Have you ever wondered how you see the world? Vision is about photons of light, which are packets of energy, interacting with the atoms or molecules in what...

Im Focus: Novel silicon etching technique crafts 3-D gradient refractive index micro-optics

A multi-institutional research collaboration has created a novel approach for fabricating three-dimensional micro-optics through the shape-defined formation of porous silicon (PSi), with broad impacts in integrated optoelectronics, imaging, and photovoltaics.

Working with colleagues at Stanford and The Dow Chemical Company, researchers at the University of Illinois at Urbana-Champaign fabricated 3-D birefringent...

Im Focus: Quantum Particles Form Droplets

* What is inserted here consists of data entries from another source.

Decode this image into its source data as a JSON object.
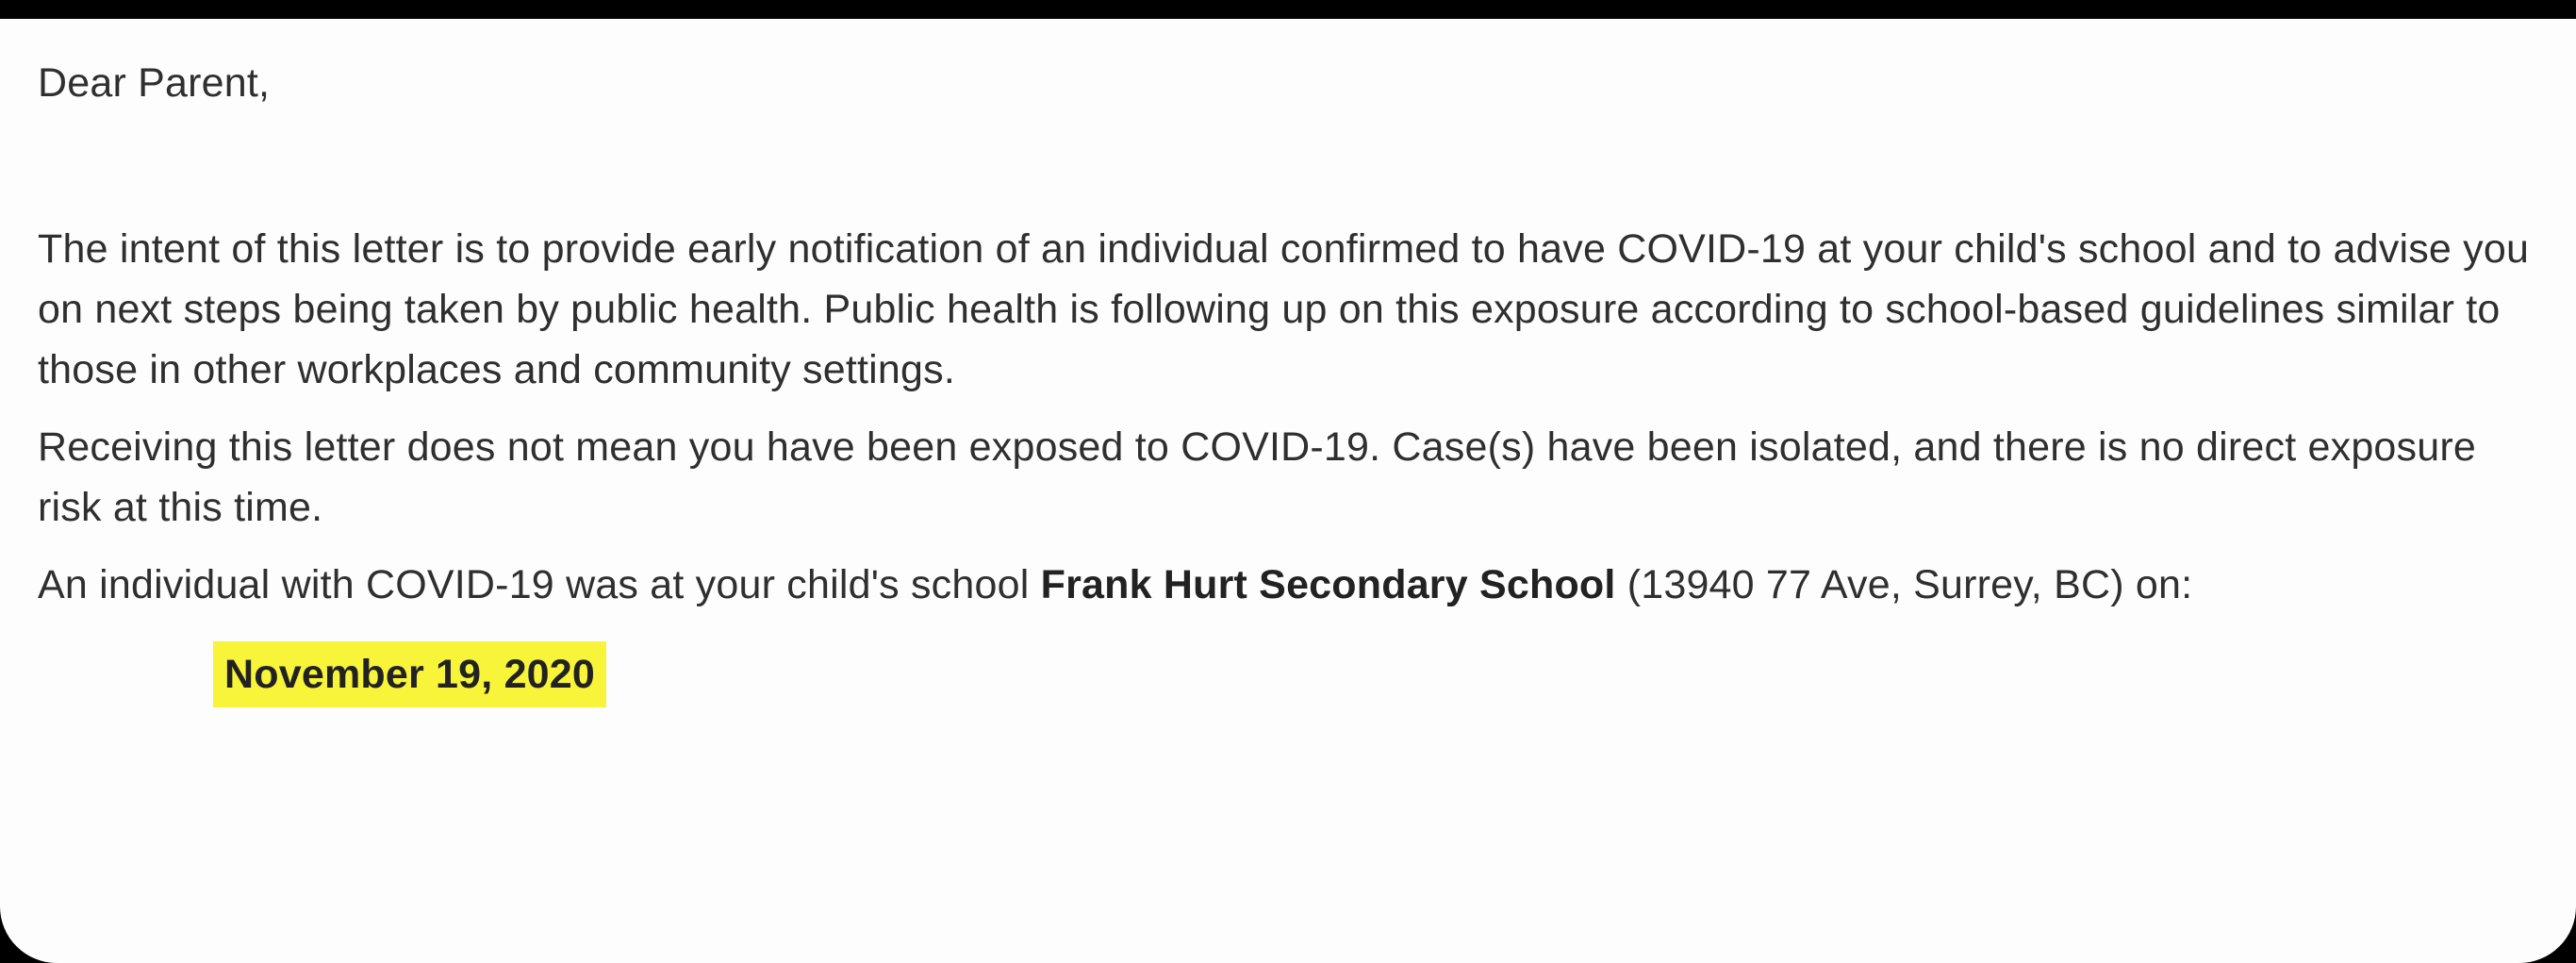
{
  "letter": {
    "salutation": "Dear Parent,",
    "paragraph_intent": "The intent of this letter is to provide early notification of an individual confirmed to have COVID-19 at your child's school and to advise you on next steps being taken by public health. Public health is following up on this exposure according to school-based guidelines similar to those in other workplaces and community settings.",
    "paragraph_receiving": "Receiving this letter does not mean you have been exposed to COVID-19. Case(s) have been isolated, and there is no direct exposure risk at this time.",
    "paragraph_individual_prefix": "An individual with COVID-19 was at your child's school ",
    "school_name": "Frank Hurt Secondary School",
    "paragraph_individual_suffix": " (13940 77 Ave, Surrey, BC) on:",
    "exposure_date": "November 19, 2020",
    "highlight_color": "#f7f43a"
  }
}
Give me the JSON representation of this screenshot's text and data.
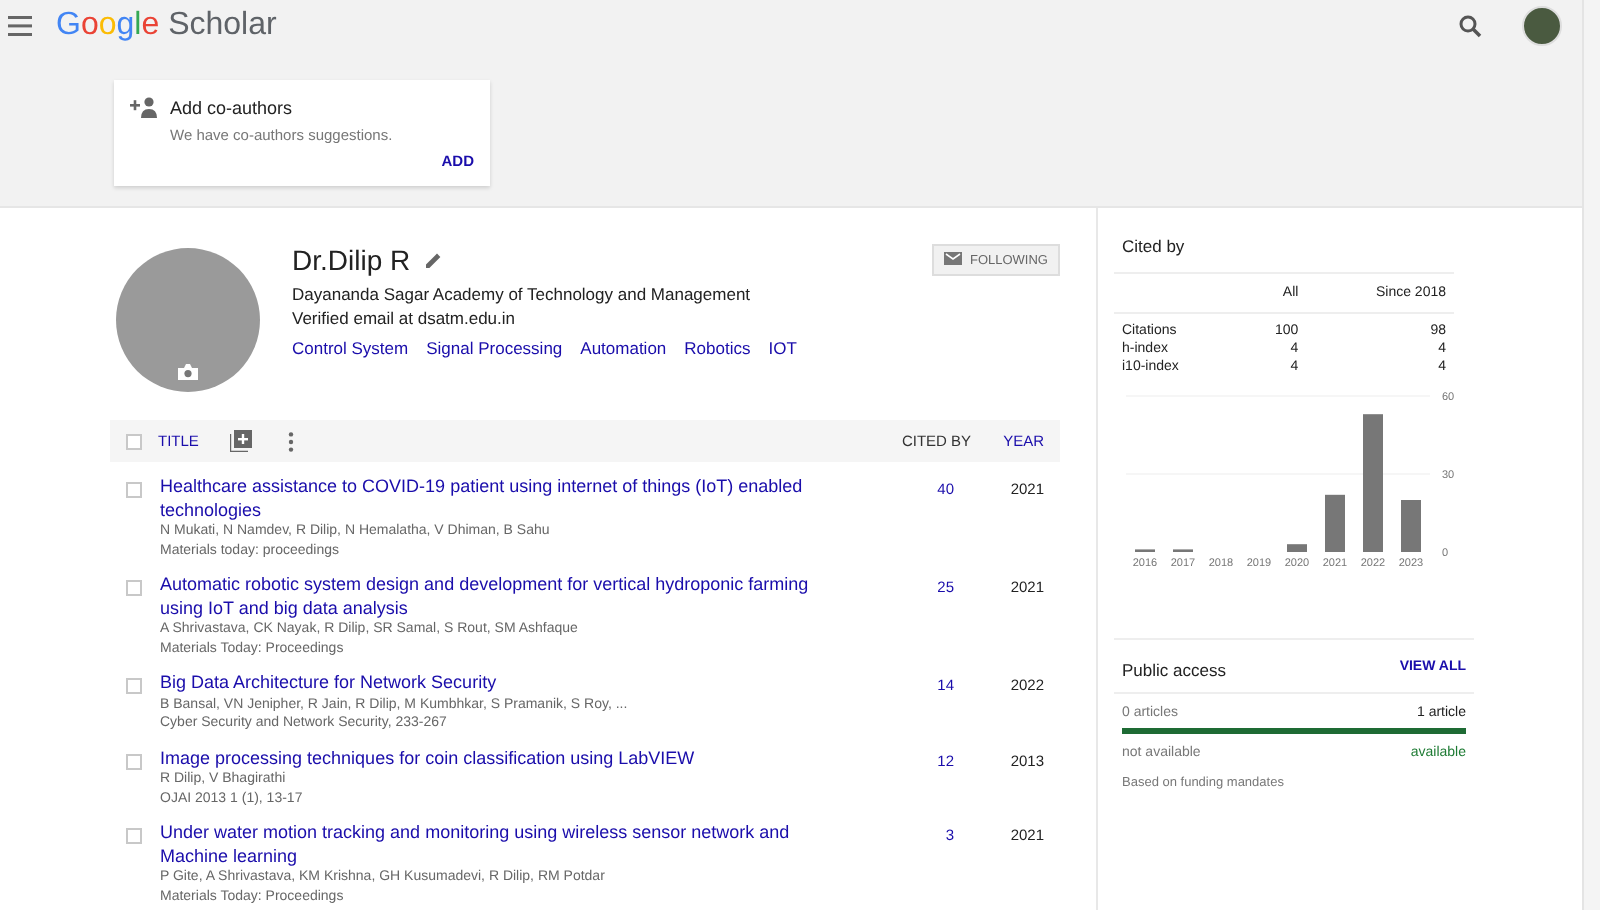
{
  "header": {
    "logo": {
      "brand": "Google",
      "product": "Scholar"
    }
  },
  "coauthor_card": {
    "title": "Add co-authors",
    "text": "We have co-authors suggestions.",
    "action": "ADD"
  },
  "profile": {
    "name": "Dr.Dilip R",
    "affiliation": "Dayananda Sagar Academy of Technology and Management",
    "email": "Verified email at dsatm.edu.in",
    "interests": [
      "Control System",
      "Signal Processing",
      "Automation",
      "Robotics",
      "IOT"
    ],
    "follow_button": "FOLLOWING"
  },
  "table": {
    "select_all": {
      "checked": false
    },
    "columns": [
      {
        "label": "TITLE",
        "kind": "link"
      },
      {
        "label": "CITED BY",
        "kind": "plain"
      },
      {
        "label": "YEAR",
        "kind": "link"
      }
    ],
    "rows": [
      {
        "checked": false,
        "title": "Healthcare assistance to COVID-19 patient using internet of things (IoT) enabled technologies",
        "authors": "N Mukati, N Namdev, R Dilip, N Hemalatha, V Dhiman, B Sahu",
        "venue": "Materials today: proceedings",
        "cited_by": "40",
        "year": "2021"
      },
      {
        "checked": false,
        "title": "Automatic robotic system design and development for vertical hydroponic farming using IoT and big data analysis",
        "authors": "A Shrivastava, CK Nayak, R Dilip, SR Samal, S Rout, SM Ashfaque",
        "venue": "Materials Today: Proceedings",
        "cited_by": "25",
        "year": "2021"
      },
      {
        "checked": false,
        "title": "Big Data Architecture for Network Security",
        "authors": "B Bansal, VN Jenipher, R Jain, R Dilip, M Kumbhkar, S Pramanik, S Roy, ...",
        "venue": "Cyber Security and Network Security, 233-267",
        "cited_by": "14",
        "year": "2022"
      },
      {
        "checked": false,
        "title": "Image processing techniques for coin classification using LabVIEW",
        "authors": "R Dilip, V Bhagirathi",
        "venue": "OJAI 2013 1 (1), 13-17",
        "cited_by": "12",
        "year": "2013"
      },
      {
        "checked": false,
        "title": "Under water motion tracking and monitoring using wireless sensor network and Machine learning",
        "authors": "P Gite, A Shrivastava, KM Krishna, GH Kusumadevi, R Dilip, RM Potdar",
        "venue": "Materials Today: Proceedings",
        "cited_by": "3",
        "year": "2021"
      }
    ]
  },
  "cited_by": {
    "title": "Cited by",
    "columns": [
      "All",
      "Since 2018"
    ],
    "rows": [
      {
        "label": "Citations",
        "all": "100",
        "since": "98"
      },
      {
        "label": "h-index",
        "all": "4",
        "since": "4"
      },
      {
        "label": "i10-index",
        "all": "4",
        "since": "4"
      }
    ],
    "chart_data": {
      "type": "bar",
      "categories": [
        "2016",
        "2017",
        "2018",
        "2019",
        "2020",
        "2021",
        "2022",
        "2023"
      ],
      "values": [
        1,
        1,
        0,
        0,
        3,
        22,
        53,
        20
      ],
      "ylim": [
        0,
        60
      ],
      "yticks": [
        0,
        30,
        60
      ]
    }
  },
  "public_access": {
    "title": "Public access",
    "action": "VIEW ALL",
    "left_count": "0 articles",
    "right_count": "1 article",
    "level": 1,
    "left_label": "not available",
    "right_label": "available",
    "note": "Based on funding mandates"
  }
}
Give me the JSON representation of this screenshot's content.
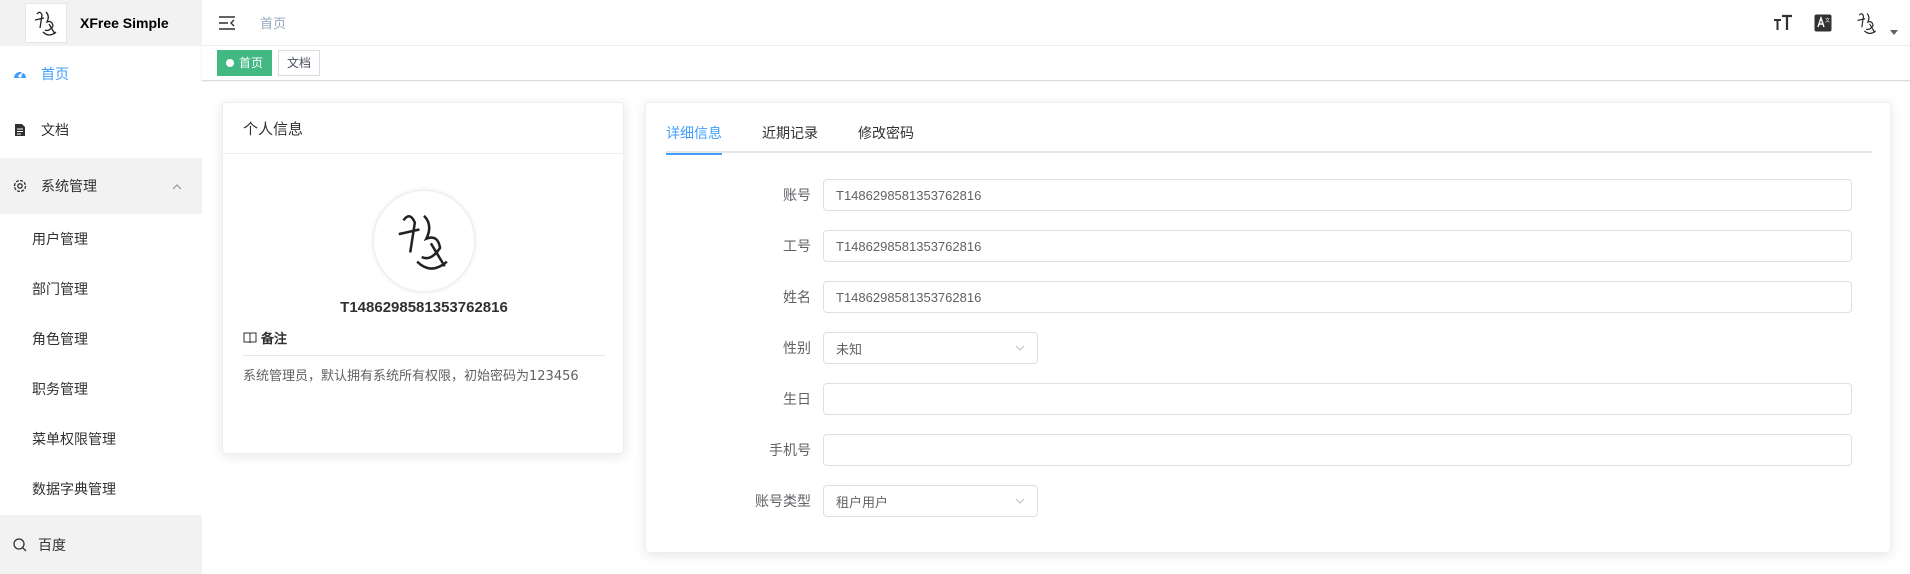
{
  "app": {
    "title": "XFree Simple"
  },
  "sidebar": {
    "items": [
      {
        "label": "首页",
        "icon": "dashboard-icon"
      },
      {
        "label": "文档",
        "icon": "document-icon"
      },
      {
        "label": "系统管理",
        "icon": "gear-icon"
      }
    ],
    "sub_items": [
      "用户管理",
      "部门管理",
      "角色管理",
      "职务管理",
      "菜单权限管理",
      "数据字典管理"
    ],
    "bottom_item": {
      "label": "百度",
      "icon": "search-icon"
    }
  },
  "header": {
    "breadcrumb": "首页",
    "icons": [
      "font-size-icon",
      "translate-icon",
      "user-avatar"
    ]
  },
  "tags": [
    {
      "label": "首页",
      "active": true
    },
    {
      "label": "文档",
      "active": false
    }
  ],
  "profile_card": {
    "title": "个人信息",
    "username": "T1486298581353762816",
    "remark_title": "备注",
    "remark_text": "系统管理员，默认拥有系统所有权限，初始密码为123456"
  },
  "details": {
    "tabs": [
      "详细信息",
      "近期记录",
      "修改密码"
    ],
    "fields": {
      "account": {
        "label": "账号",
        "value": "T1486298581353762816"
      },
      "employee_no": {
        "label": "工号",
        "value": "T1486298581353762816"
      },
      "name": {
        "label": "姓名",
        "value": "T1486298581353762816"
      },
      "gender": {
        "label": "性别",
        "value": "未知"
      },
      "birthday": {
        "label": "生日",
        "value": ""
      },
      "phone": {
        "label": "手机号",
        "value": ""
      },
      "account_type": {
        "label": "账号类型",
        "value": "租户用户"
      }
    }
  },
  "colors": {
    "accent": "#409eff",
    "tag_active": "#42b983"
  }
}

In experiments with magnetic atoms conducted at extremely low temperatures, scientists have demonstrated a unique phase of matter: The atoms form a new type of quantum liquid or quantum droplet state. These so called quantum droplets may preserve their form in absence of external confinement because of quantum effects. The joint team of experimental physicists from Innsbruck and theoretical physicists from Hannover report on their findings in the journal Physical Review X.

“Our Quantum droplets are in the gas phase but they still drop like a rock,” explains experimental physicist Francesca Ferlaino when talking about the...

Im Focus: MADMAX: Max Planck Institute for Physics takes up axion research

The Max Planck Institute for Physics (MPP) is opening up a new research field. A workshop from November 21 - 22, 2016 will mark the start of activities for an innovative axion experiment. Axions are still only purely hypothetical particles. Their detection could solve two fundamental problems in particle physics: What dark matter consists of and why it has not yet been possible to directly observe a CP violation for the strong interaction.

The “MADMAX” project is the MPP’s commitment to axion research. Axions are so far only a theoretical prediction and are difficult to detect: on the one hand,...

All Focus news of the innovation-report >>>

Anzeige

Anzeige

Event News

ICTM Conference 2017: Production technology for turbomachine manufacturing of the future

16.11.2016 | Event News

Innovation Day Laser Technology – Laser Additive Manufacturing

01.11.2016 | Event News

#IC2S2: When Social Science meets Computer Science - GESIS will host the IC2S2 conference 2017

14.10.2016 | Event News

 
Latest News

Simple processing technique could cut cost of organic PV and wearable electronics

06.12.2016 | Materials Sciences

3-D printed kidney phantoms aid nuclear medicine dosing calibration

06.12.2016 | Medical Engineering

Robot on demand: Mobile machining of aircraft components with high precision

06.12.2016 | Power and Electrical Engineering

VideoLinks
B2B-VideoLinks
More VideoLinks >>>